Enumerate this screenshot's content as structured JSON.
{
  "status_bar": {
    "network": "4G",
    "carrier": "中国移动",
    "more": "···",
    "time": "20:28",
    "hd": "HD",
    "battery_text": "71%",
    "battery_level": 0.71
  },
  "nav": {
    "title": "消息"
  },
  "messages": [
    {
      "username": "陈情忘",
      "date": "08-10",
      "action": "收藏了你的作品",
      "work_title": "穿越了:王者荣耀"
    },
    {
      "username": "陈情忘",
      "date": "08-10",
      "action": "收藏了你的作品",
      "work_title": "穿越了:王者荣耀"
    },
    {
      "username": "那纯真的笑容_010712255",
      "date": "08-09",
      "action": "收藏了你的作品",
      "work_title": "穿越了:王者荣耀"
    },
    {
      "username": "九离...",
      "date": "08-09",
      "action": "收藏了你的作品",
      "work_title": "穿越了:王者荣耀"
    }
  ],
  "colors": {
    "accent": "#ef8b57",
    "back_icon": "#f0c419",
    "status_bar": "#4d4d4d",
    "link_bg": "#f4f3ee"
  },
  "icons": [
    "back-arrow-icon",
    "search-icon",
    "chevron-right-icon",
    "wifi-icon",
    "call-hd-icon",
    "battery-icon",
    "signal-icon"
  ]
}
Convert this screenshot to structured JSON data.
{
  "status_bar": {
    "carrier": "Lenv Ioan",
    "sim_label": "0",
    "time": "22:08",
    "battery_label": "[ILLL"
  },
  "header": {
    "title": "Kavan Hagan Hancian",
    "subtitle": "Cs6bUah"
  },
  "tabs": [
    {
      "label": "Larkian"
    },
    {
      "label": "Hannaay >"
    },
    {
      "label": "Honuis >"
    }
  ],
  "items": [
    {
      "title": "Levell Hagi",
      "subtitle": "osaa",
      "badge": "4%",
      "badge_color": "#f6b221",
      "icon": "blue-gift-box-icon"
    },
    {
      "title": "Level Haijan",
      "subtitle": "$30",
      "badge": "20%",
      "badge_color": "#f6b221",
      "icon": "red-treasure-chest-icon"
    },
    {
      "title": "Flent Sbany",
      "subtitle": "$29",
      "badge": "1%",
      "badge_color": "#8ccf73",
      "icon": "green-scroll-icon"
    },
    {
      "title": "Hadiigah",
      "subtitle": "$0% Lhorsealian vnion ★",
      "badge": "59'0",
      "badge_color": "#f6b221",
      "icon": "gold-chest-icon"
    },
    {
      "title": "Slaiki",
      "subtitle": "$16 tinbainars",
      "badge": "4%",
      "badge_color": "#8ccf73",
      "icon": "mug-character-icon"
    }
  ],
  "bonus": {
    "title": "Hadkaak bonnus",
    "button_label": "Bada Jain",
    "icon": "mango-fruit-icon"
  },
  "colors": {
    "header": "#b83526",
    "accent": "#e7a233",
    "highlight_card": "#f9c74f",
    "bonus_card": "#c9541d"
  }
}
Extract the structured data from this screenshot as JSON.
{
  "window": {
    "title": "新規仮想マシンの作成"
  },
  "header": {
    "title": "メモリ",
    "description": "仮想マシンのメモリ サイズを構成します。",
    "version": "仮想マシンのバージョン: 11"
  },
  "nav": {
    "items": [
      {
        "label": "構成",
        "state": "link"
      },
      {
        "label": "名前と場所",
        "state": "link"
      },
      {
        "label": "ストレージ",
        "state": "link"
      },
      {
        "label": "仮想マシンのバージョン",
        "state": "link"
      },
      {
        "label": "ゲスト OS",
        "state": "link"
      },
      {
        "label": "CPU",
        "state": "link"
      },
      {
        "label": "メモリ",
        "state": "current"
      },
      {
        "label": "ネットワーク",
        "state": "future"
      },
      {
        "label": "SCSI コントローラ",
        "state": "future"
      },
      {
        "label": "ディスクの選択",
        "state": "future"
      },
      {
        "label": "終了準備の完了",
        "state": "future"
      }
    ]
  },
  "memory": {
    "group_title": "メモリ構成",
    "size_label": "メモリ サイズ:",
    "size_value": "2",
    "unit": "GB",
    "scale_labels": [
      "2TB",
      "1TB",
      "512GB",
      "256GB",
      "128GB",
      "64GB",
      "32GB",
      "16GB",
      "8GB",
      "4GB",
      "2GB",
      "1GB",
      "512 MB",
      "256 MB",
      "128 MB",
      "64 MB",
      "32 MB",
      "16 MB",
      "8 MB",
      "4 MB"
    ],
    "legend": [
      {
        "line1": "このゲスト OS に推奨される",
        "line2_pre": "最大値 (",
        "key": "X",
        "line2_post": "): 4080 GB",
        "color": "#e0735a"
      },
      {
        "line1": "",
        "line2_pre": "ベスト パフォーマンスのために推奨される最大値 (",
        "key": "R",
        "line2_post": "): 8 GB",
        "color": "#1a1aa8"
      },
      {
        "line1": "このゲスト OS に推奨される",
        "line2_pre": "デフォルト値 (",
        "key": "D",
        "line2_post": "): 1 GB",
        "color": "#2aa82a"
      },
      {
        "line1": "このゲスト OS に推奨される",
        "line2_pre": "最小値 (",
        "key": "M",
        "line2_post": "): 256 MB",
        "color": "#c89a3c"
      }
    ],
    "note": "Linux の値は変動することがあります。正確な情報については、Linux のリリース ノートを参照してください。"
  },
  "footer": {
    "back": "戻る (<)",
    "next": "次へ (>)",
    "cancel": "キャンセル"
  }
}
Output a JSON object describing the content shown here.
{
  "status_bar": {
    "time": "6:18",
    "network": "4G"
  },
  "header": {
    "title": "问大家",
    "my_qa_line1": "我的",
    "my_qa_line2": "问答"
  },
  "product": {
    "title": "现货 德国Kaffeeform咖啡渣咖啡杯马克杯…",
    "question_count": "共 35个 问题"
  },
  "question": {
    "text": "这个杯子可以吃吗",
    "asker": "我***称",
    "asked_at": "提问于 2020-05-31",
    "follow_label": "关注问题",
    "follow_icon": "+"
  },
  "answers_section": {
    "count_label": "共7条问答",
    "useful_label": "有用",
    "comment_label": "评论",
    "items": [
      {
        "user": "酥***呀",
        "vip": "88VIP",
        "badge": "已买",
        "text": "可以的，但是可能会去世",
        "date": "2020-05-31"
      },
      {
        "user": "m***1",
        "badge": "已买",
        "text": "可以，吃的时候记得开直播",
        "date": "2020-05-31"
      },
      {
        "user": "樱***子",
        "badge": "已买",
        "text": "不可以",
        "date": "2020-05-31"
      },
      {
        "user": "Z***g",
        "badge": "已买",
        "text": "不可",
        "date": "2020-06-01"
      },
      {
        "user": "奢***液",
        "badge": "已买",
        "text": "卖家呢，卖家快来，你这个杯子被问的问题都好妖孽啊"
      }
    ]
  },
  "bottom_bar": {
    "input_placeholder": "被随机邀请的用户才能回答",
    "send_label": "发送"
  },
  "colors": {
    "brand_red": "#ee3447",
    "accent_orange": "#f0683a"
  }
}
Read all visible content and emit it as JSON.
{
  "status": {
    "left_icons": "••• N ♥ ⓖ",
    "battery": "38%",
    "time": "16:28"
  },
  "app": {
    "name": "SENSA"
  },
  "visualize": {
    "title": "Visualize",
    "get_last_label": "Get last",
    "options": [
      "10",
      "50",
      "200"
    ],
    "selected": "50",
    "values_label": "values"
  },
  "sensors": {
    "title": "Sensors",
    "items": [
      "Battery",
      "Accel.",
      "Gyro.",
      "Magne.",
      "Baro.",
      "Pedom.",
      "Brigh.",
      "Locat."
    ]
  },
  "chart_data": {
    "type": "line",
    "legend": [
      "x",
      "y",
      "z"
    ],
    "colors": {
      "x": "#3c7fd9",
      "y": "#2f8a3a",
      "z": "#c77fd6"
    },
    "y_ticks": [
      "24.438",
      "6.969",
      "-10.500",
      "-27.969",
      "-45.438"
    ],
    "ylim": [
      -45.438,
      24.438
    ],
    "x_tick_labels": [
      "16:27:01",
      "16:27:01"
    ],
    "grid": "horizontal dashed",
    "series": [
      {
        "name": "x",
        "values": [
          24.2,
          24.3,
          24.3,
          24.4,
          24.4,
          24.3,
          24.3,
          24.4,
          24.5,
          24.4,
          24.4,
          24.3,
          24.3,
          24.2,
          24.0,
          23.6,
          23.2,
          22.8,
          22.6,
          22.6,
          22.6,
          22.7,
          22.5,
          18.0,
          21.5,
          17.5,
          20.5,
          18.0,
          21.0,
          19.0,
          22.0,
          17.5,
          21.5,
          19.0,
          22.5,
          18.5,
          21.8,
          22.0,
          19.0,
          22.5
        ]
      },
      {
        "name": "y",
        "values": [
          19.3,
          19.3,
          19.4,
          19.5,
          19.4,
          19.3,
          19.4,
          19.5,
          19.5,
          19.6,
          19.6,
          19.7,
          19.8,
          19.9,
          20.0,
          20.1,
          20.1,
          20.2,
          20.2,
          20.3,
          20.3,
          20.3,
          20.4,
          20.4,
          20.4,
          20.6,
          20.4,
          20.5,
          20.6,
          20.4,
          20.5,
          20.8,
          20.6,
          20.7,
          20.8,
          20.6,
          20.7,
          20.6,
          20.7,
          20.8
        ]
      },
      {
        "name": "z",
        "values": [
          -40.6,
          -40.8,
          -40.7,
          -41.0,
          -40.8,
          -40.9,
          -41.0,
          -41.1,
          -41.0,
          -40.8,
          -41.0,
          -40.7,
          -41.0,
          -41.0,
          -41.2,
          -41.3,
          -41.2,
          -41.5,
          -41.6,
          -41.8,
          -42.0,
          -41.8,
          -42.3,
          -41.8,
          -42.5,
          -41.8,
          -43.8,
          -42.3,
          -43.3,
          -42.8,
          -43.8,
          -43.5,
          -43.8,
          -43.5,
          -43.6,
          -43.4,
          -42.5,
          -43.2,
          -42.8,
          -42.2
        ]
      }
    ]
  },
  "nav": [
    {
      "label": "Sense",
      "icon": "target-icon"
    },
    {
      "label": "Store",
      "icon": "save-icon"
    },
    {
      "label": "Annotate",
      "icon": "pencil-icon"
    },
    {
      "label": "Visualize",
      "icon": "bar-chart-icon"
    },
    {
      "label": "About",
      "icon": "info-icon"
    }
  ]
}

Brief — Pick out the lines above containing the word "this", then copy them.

Reply —
Enumerate this screenshot's content as structured JSON.
Convert this screenshot to structured JSON data.
Extract the structured data from this screenshot as JSON.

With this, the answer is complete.